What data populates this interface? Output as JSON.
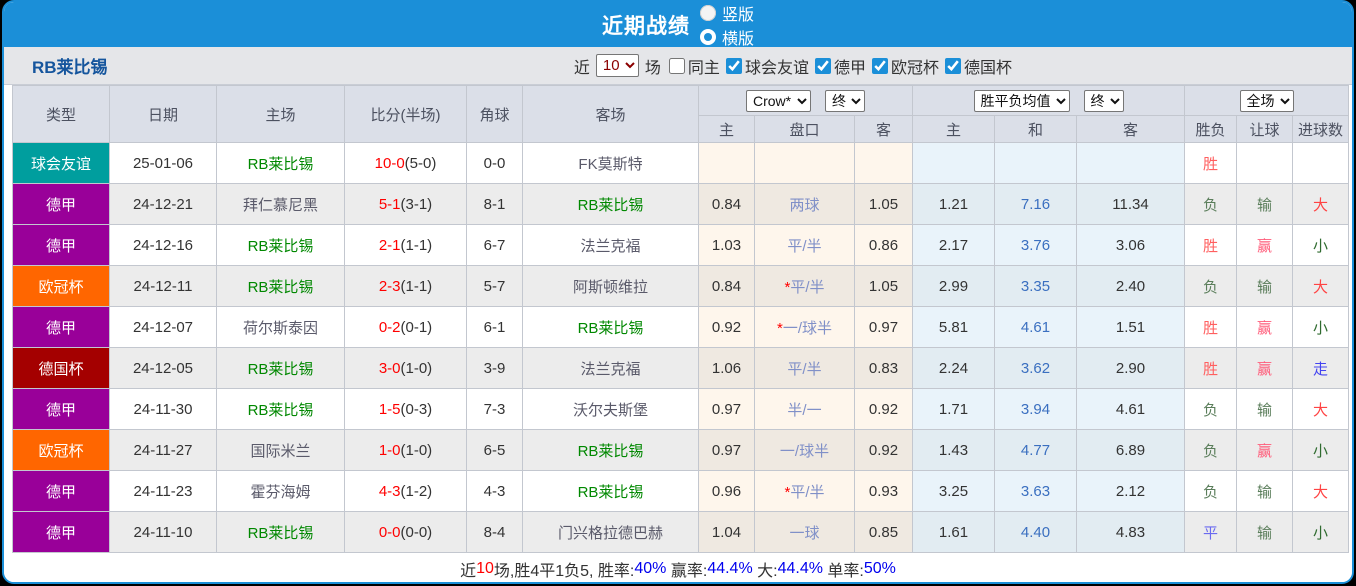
{
  "colors": {
    "topbar": "#1b8fd8",
    "type_badges": {
      "球会友谊": "#009e9e",
      "德甲": "#990099",
      "欧冠杯": "#ff6600",
      "德国杯": "#a40000"
    },
    "team_highlight": "#008800",
    "score_red": "#ff0000",
    "handicap_blue": "#8090c8",
    "avg_blue": "#3a6fc0",
    "result": {
      "胜": "#ff5f5f",
      "负": "#5b7e5b",
      "平": "#6a6af0",
      "赢": "#ff5c7a",
      "输": "#5b7e5b",
      "大": "#ff4343",
      "小": "#2f6b2f",
      "走": "#4343f0"
    }
  },
  "topbar": {
    "title": "近期战绩",
    "radios": [
      {
        "label": "竖版",
        "checked": false
      },
      {
        "label": "横版",
        "checked": true
      }
    ]
  },
  "filterbar": {
    "team": "RB莱比锡",
    "near_label": "近",
    "near_value": "10",
    "near_suffix": "场",
    "checkboxes": [
      {
        "label": "同主",
        "checked": false
      },
      {
        "label": "球会友谊",
        "checked": true
      },
      {
        "label": "德甲",
        "checked": true
      },
      {
        "label": "欧冠杯",
        "checked": true
      },
      {
        "label": "德国杯",
        "checked": true
      }
    ]
  },
  "table": {
    "left_headers": [
      "类型",
      "日期",
      "主场",
      "比分(半场)",
      "角球",
      "客场"
    ],
    "group_selects": {
      "odds_provider": "Crow*",
      "odds_time": "终",
      "avg_type": "胜平负均值",
      "avg_time": "终",
      "range": "全场"
    },
    "sub_headers": [
      "主",
      "盘口",
      "客",
      "主",
      "和",
      "客",
      "胜负",
      "让球",
      "进球数"
    ],
    "rows": [
      {
        "league": "球会友谊",
        "date": "25-01-06",
        "home": "RB莱比锡",
        "score": "10-0",
        "half": "(5-0)",
        "corner": "0-0",
        "away": "FK莫斯特",
        "odds": [
          "",
          "",
          ""
        ],
        "avg": [
          "",
          "",
          ""
        ],
        "wl": "胜",
        "handicap_result": "",
        "goals": ""
      },
      {
        "league": "德甲",
        "date": "24-12-21",
        "home": "拜仁慕尼黑",
        "score": "5-1",
        "half": "(3-1)",
        "corner": "8-1",
        "away": "RB莱比锡",
        "odds": [
          "0.84",
          "两球",
          "1.05"
        ],
        "avg": [
          "1.21",
          "7.16",
          "11.34"
        ],
        "wl": "负",
        "handicap_result": "输",
        "goals": "大"
      },
      {
        "league": "德甲",
        "date": "24-12-16",
        "home": "RB莱比锡",
        "score": "2-1",
        "half": "(1-1)",
        "corner": "6-7",
        "away": "法兰克福",
        "odds": [
          "1.03",
          "平/半",
          "0.86"
        ],
        "avg": [
          "2.17",
          "3.76",
          "3.06"
        ],
        "wl": "胜",
        "handicap_result": "赢",
        "goals": "小"
      },
      {
        "league": "欧冠杯",
        "date": "24-12-11",
        "home": "RB莱比锡",
        "score": "2-3",
        "half": "(1-1)",
        "corner": "5-7",
        "away": "阿斯顿维拉",
        "odds": [
          "0.84",
          "*平/半",
          "1.05"
        ],
        "avg": [
          "2.99",
          "3.35",
          "2.40"
        ],
        "wl": "负",
        "handicap_result": "输",
        "goals": "大"
      },
      {
        "league": "德甲",
        "date": "24-12-07",
        "home": "荷尔斯泰因",
        "score": "0-2",
        "half": "(0-1)",
        "corner": "6-1",
        "away": "RB莱比锡",
        "odds": [
          "0.92",
          "*一/球半",
          "0.97"
        ],
        "avg": [
          "5.81",
          "4.61",
          "1.51"
        ],
        "wl": "胜",
        "handicap_result": "赢",
        "goals": "小"
      },
      {
        "league": "德国杯",
        "date": "24-12-05",
        "home": "RB莱比锡",
        "score": "3-0",
        "half": "(1-0)",
        "corner": "3-9",
        "away": "法兰克福",
        "odds": [
          "1.06",
          "平/半",
          "0.83"
        ],
        "avg": [
          "2.24",
          "3.62",
          "2.90"
        ],
        "wl": "胜",
        "handicap_result": "赢",
        "goals": "走"
      },
      {
        "league": "德甲",
        "date": "24-11-30",
        "home": "RB莱比锡",
        "score": "1-5",
        "half": "(0-3)",
        "corner": "7-3",
        "away": "沃尔夫斯堡",
        "odds": [
          "0.97",
          "半/一",
          "0.92"
        ],
        "avg": [
          "1.71",
          "3.94",
          "4.61"
        ],
        "wl": "负",
        "handicap_result": "输",
        "goals": "大"
      },
      {
        "league": "欧冠杯",
        "date": "24-11-27",
        "home": "国际米兰",
        "score": "1-0",
        "half": "(1-0)",
        "corner": "6-5",
        "away": "RB莱比锡",
        "odds": [
          "0.97",
          "一/球半",
          "0.92"
        ],
        "avg": [
          "1.43",
          "4.77",
          "6.89"
        ],
        "wl": "负",
        "handicap_result": "赢",
        "goals": "小"
      },
      {
        "league": "德甲",
        "date": "24-11-23",
        "home": "霍芬海姆",
        "score": "4-3",
        "half": "(1-2)",
        "corner": "4-3",
        "away": "RB莱比锡",
        "odds": [
          "0.96",
          "*平/半",
          "0.93"
        ],
        "avg": [
          "3.25",
          "3.63",
          "2.12"
        ],
        "wl": "负",
        "handicap_result": "输",
        "goals": "大"
      },
      {
        "league": "德甲",
        "date": "24-11-10",
        "home": "RB莱比锡",
        "score": "0-0",
        "half": "(0-0)",
        "corner": "8-4",
        "away": "门兴格拉德巴赫",
        "odds": [
          "1.04",
          "一球",
          "0.85"
        ],
        "avg": [
          "1.61",
          "4.40",
          "4.83"
        ],
        "wl": "平",
        "handicap_result": "输",
        "goals": "小"
      }
    ]
  },
  "footer": {
    "segments": [
      {
        "text": "近",
        "color": "#333333"
      },
      {
        "text": "10",
        "color": "#ff0000"
      },
      {
        "text": "场,胜4平1负5, 胜率:",
        "color": "#333333"
      },
      {
        "text": "40%",
        "color": "#0000ee"
      },
      {
        "text": " 赢率:",
        "color": "#333333"
      },
      {
        "text": "44.4%",
        "color": "#0000ee"
      },
      {
        "text": " 大:",
        "color": "#333333"
      },
      {
        "text": "44.4%",
        "color": "#0000ee"
      },
      {
        "text": " 单率:",
        "color": "#333333"
      },
      {
        "text": "50%",
        "color": "#0000ee"
      }
    ]
  }
}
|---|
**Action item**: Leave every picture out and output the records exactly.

**Your response**:
What data populates this interface? Output as JSON.
{
  "colors": {
    "topbar": "#1b8fd8",
    "type_badges": {
      "球会友谊": "#009e9e",
      "德甲": "#990099",
      "欧冠杯": "#ff6600",
      "德国杯": "#a40000"
    },
    "team_highlight": "#008800",
    "score_red": "#ff0000",
    "handicap_blue": "#8090c8",
    "avg_blue": "#3a6fc0",
    "result": {
      "胜": "#ff5f5f",
      "负": "#5b7e5b",
      "平": "#6a6af0",
      "赢": "#ff5c7a",
      "输": "#5b7e5b",
      "大": "#ff4343",
      "小": "#2f6b2f",
      "走": "#4343f0"
    }
  },
  "topbar": {
    "title": "近期战绩",
    "radios": [
      {
        "label": "竖版",
        "checked": false
      },
      {
        "label": "横版",
        "checked": true
      }
    ]
  },
  "filterbar": {
    "team": "RB莱比锡",
    "near_label": "近",
    "near_value": "10",
    "near_suffix": "场",
    "checkboxes": [
      {
        "label": "同主",
        "checked": false
      },
      {
        "label": "球会友谊",
        "checked": true
      },
      {
        "label": "德甲",
        "checked": true
      },
      {
        "label": "欧冠杯",
        "checked": true
      },
      {
        "label": "德国杯",
        "checked": true
      }
    ]
  },
  "table": {
    "left_headers": [
      "类型",
      "日期",
      "主场",
      "比分(半场)",
      "角球",
      "客场"
    ],
    "group_selects": {
      "odds_provider": "Crow*",
      "odds_time": "终",
      "avg_type": "胜平负均值",
      "avg_time": "终",
      "range": "全场"
    },
    "sub_headers": [
      "主",
      "盘口",
      "客",
      "主",
      "和",
      "客",
      "胜负",
      "让球",
      "进球数"
    ],
    "rows": [
      {
        "league": "球会友谊",
        "date": "25-01-06",
        "home": "RB莱比锡",
        "score": "10-0",
        "half": "(5-0)",
        "corner": "0-0",
        "away": "FK莫斯特",
        "odds": [
          "",
          "",
          ""
        ],
        "avg": [
          "",
          "",
          ""
        ],
        "wl": "胜",
        "handicap_result": "",
        "goals": ""
      },
      {
        "league": "德甲",
        "date": "24-12-21",
        "home": "拜仁慕尼黑",
        "score": "5-1",
        "half": "(3-1)",
        "corner": "8-1",
        "away": "RB莱比锡",
        "odds": [
          "0.84",
          "两球",
          "1.05"
        ],
        "avg": [
          "1.21",
          "7.16",
          "11.34"
        ],
        "wl": "负",
        "handicap_result": "输",
        "goals": "大"
      },
      {
        "league": "德甲",
        "date": "24-12-16",
        "home": "RB莱比锡",
        "score": "2-1",
        "half": "(1-1)",
        "corner": "6-7",
        "away": "法兰克福",
        "odds": [
          "1.03",
          "平/半",
          "0.86"
        ],
        "avg": [
          "2.17",
          "3.76",
          "3.06"
        ],
        "wl": "胜",
        "handicap_result": "赢",
        "goals": "小"
      },
      {
        "league": "欧冠杯",
        "date": "24-12-11",
        "home": "RB莱比锡",
        "score": "2-3",
        "half": "(1-1)",
        "corner": "5-7",
        "away": "阿斯顿维拉",
        "odds": [
          "0.84",
          "*平/半",
          "1.05"
        ],
        "avg": [
          "2.99",
          "3.35",
          "2.40"
        ],
        "wl": "负",
        "handicap_result": "输",
        "goals": "大"
      },
      {
        "league": "德甲",
        "date": "24-12-07",
        "home": "荷尔斯泰因",
        "score": "0-2",
        "half": "(0-1)",
        "corner": "6-1",
        "away": "RB莱比锡",
        "odds": [
          "0.92",
          "*一/球半",
          "0.97"
        ],
        "avg": [
          "5.81",
          "4.61",
          "1.51"
        ],
        "wl": "胜",
        "handicap_result": "赢",
        "goals": "小"
      },
      {
        "league": "德国杯",
        "date": "24-12-05",
        "home": "RB莱比锡",
        "score": "3-0",
        "half": "(1-0)",
        "corner": "3-9",
        "away": "法兰克福",
        "odds": [
          "1.06",
          "平/半",
          "0.83"
        ],
        "avg": [
          "2.24",
          "3.62",
          "2.90"
        ],
        "wl": "胜",
        "handicap_result": "赢",
        "goals": "走"
      },
      {
        "league": "德甲",
        "date": "24-11-30",
        "home": "RB莱比锡",
        "score": "1-5",
        "half": "(0-3)",
        "corner": "7-3",
        "away": "沃尔夫斯堡",
        "odds": [
          "0.97",
          "半/一",
          "0.92"
        ],
        "avg": [
          "1.71",
          "3.94",
          "4.61"
        ],
        "wl": "负",
        "handicap_result": "输",
        "goals": "大"
      },
      {
        "league": "欧冠杯",
        "date": "24-11-27",
        "home": "国际米兰",
        "score": "1-0",
        "half": "(1-0)",
        "corner": "6-5",
        "away": "RB莱比锡",
        "odds": [
          "0.97",
          "一/球半",
          "0.92"
        ],
        "avg": [
          "1.43",
          "4.77",
          "6.89"
        ],
        "wl": "负",
        "handicap_result": "赢",
        "goals": "小"
      },
      {
        "league": "德甲",
        "date": "24-11-23",
        "home": "霍芬海姆",
        "score": "4-3",
        "half": "(1-2)",
        "corner": "4-3",
        "away": "RB莱比锡",
        "odds": [
          "0.96",
          "*平/半",
          "0.93"
        ],
        "avg": [
          "3.25",
          "3.63",
          "2.12"
        ],
        "wl": "负",
        "handicap_result": "输",
        "goals": "大"
      },
      {
        "league": "德甲",
        "date": "24-11-10",
        "home": "RB莱比锡",
        "score": "0-0",
        "half": "(0-0)",
        "corner": "8-4",
        "away": "门兴格拉德巴赫",
        "odds": [
          "1.04",
          "一球",
          "0.85"
        ],
        "avg": [
          "1.61",
          "4.40",
          "4.83"
        ],
        "wl": "平",
        "handicap_result": "输",
        "goals": "小"
      }
    ]
  },
  "footer": {
    "segments": [
      {
        "text": "近",
        "color": "#333333"
      },
      {
        "text": "10",
        "color": "#ff0000"
      },
      {
        "text": "场,胜4平1负5, 胜率:",
        "color": "#333333"
      },
      {
        "text": "40%",
        "color": "#0000ee"
      },
      {
        "text": " 赢率:",
        "color": "#333333"
      },
      {
        "text": "44.4%",
        "color": "#0000ee"
      },
      {
        "text": " 大:",
        "color": "#333333"
      },
      {
        "text": "44.4%",
        "color": "#0000ee"
      },
      {
        "text": " 单率:",
        "color": "#333333"
      },
      {
        "text": "50%",
        "color": "#0000ee"
      }
    ]
  }
}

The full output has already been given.